EXERCISE DIRECTIONS »
Only one number is wanted: the count of lines in the records below that hold the word "pistol".

RECORDED INFORMATION »
——
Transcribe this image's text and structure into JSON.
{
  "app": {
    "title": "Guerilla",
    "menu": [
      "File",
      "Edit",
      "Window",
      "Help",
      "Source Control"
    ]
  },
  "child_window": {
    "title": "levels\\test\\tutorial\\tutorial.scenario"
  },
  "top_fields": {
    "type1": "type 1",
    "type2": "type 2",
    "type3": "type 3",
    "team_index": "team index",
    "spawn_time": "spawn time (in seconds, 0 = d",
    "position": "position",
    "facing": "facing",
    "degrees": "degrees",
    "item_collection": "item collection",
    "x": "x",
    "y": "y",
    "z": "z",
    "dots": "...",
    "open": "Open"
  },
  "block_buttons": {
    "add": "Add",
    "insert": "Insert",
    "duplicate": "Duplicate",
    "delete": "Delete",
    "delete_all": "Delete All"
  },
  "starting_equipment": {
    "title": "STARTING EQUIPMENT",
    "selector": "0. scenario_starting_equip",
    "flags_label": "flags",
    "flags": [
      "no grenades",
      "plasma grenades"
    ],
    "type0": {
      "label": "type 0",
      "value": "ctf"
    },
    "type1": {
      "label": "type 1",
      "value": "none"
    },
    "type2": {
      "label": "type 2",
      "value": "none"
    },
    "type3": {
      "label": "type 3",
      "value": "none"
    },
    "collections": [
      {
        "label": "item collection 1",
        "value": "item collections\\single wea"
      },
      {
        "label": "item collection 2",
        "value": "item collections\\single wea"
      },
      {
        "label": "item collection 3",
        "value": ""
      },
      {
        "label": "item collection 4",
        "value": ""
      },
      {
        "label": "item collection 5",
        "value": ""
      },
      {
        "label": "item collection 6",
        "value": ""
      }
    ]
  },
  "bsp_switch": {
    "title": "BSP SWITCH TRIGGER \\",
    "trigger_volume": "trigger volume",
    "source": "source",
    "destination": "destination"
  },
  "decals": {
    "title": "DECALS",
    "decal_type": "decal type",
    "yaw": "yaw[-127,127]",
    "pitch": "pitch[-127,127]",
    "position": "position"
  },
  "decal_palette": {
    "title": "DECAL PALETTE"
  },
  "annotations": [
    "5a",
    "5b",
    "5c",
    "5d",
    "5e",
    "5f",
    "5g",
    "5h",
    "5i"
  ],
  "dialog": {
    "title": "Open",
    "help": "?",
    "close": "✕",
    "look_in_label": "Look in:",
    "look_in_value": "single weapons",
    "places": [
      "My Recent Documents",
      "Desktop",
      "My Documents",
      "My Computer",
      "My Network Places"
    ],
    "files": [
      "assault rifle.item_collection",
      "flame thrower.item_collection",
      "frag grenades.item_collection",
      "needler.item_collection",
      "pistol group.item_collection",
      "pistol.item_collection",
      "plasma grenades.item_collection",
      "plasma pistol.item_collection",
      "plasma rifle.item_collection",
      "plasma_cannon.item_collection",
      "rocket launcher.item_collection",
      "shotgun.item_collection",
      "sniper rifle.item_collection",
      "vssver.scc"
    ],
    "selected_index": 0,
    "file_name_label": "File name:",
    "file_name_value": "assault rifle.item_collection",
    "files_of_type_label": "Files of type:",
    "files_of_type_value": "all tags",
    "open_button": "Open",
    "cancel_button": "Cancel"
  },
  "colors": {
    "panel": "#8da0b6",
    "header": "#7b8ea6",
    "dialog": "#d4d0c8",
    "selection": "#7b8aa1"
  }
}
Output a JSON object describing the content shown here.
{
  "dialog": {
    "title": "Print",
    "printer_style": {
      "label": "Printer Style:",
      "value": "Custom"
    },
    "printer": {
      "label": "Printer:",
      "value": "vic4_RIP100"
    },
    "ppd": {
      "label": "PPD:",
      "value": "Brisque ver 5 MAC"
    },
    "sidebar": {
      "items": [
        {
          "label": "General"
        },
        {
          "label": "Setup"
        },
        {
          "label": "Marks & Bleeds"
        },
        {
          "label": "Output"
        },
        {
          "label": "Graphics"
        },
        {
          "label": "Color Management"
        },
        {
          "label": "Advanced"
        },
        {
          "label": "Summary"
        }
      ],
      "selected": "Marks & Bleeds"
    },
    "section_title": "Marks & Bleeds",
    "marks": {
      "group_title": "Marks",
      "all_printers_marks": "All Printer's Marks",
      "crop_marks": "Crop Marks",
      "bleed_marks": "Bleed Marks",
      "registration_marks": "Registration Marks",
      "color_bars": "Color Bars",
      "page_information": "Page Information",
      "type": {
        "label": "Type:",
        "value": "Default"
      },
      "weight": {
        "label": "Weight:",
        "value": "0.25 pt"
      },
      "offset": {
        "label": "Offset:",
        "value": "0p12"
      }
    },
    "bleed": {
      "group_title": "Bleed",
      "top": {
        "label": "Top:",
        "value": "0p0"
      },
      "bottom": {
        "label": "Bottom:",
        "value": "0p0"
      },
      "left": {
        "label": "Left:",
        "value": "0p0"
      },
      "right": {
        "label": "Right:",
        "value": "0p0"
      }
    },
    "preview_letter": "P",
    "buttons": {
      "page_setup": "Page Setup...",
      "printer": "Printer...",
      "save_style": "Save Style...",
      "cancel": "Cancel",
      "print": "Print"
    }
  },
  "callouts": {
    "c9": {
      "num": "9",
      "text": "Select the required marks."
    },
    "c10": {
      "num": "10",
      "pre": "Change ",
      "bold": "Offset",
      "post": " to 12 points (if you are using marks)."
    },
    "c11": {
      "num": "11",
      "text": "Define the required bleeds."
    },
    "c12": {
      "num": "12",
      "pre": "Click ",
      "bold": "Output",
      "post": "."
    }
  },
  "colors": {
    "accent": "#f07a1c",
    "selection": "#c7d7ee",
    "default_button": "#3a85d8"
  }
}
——
PROBLEM SOLUTION »
3